● PROBLEM STATEMENT:
The response should consist of the data reproduced word for word.

● SUPPLIED RECORDS:
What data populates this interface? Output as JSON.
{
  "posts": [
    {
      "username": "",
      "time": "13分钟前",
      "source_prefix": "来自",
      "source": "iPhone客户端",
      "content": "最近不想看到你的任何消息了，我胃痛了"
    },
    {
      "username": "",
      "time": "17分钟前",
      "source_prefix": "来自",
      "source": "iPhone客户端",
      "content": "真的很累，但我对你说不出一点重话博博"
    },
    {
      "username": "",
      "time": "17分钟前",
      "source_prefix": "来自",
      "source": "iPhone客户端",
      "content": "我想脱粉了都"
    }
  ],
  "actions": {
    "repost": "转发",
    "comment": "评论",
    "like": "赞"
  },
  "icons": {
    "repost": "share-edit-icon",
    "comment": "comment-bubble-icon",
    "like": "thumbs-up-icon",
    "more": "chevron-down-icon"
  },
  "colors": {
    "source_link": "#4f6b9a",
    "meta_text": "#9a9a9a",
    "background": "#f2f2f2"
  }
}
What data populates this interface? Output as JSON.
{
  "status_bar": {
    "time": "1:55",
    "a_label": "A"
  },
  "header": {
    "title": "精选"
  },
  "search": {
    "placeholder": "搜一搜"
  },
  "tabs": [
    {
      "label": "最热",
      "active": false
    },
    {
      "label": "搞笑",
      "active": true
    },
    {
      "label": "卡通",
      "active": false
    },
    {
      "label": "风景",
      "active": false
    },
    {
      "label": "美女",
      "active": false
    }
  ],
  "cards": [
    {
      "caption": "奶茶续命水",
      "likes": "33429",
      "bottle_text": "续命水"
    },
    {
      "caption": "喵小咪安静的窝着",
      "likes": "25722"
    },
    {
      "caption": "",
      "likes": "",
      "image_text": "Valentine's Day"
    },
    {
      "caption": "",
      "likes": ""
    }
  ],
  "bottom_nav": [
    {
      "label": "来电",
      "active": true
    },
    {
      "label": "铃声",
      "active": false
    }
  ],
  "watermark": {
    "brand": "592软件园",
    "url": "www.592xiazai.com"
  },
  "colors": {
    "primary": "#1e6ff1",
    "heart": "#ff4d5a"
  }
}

● SOLUTION TO THIS PROBLEM:
What data populates this interface? Output as JSON.
{
  "posts": [
    {
      "username": "",
      "time": "13分钟前",
      "source_prefix": "来自",
      "source": "iPhone客户端",
      "content": "最近不想看到你的任何消息了，我胃痛了"
    },
    {
      "username": "",
      "time": "17分钟前",
      "source_prefix": "来自",
      "source": "iPhone客户端",
      "content": "真的很累，但我对你说不出一点重话博博"
    },
    {
      "username": "",
      "time": "17分钟前",
      "source_prefix": "来自",
      "source": "iPhone客户端",
      "content": "我想脱粉了都"
    }
  ],
  "actions": {
    "repost": "转发",
    "comment": "评论",
    "like": "赞"
  },
  "icons": {
    "repost": "share-edit-icon",
    "comment": "comment-bubble-icon",
    "like": "thumbs-up-icon",
    "more": "chevron-down-icon"
  },
  "colors": {
    "source_link": "#4f6b9a",
    "meta_text": "#9a9a9a",
    "background": "#f2f2f2"
  }
}
What data populates this interface? Output as JSON.
{
  "status_bar": {
    "time": "1:55",
    "a_label": "A"
  },
  "header": {
    "title": "精选"
  },
  "search": {
    "placeholder": "搜一搜"
  },
  "tabs": [
    {
      "label": "最热",
      "active": false
    },
    {
      "label": "搞笑",
      "active": true
    },
    {
      "label": "卡通",
      "active": false
    },
    {
      "label": "风景",
      "active": false
    },
    {
      "label": "美女",
      "active": false
    }
  ],
  "cards": [
    {
      "caption": "奶茶续命水",
      "likes": "33429",
      "bottle_text": "续命水"
    },
    {
      "caption": "喵小咪安静的窝着",
      "likes": "25722"
    },
    {
      "caption": "",
      "likes": "",
      "image_text": "Valentine's Day"
    },
    {
      "caption": "",
      "likes": ""
    }
  ],
  "bottom_nav": [
    {
      "label": "来电",
      "active": true
    },
    {
      "label": "铃声",
      "active": false
    }
  ],
  "watermark": {
    "brand": "592软件园",
    "url": "www.592xiazai.com"
  },
  "colors": {
    "primary": "#1e6ff1",
    "heart": "#ff4d5a"
  }
}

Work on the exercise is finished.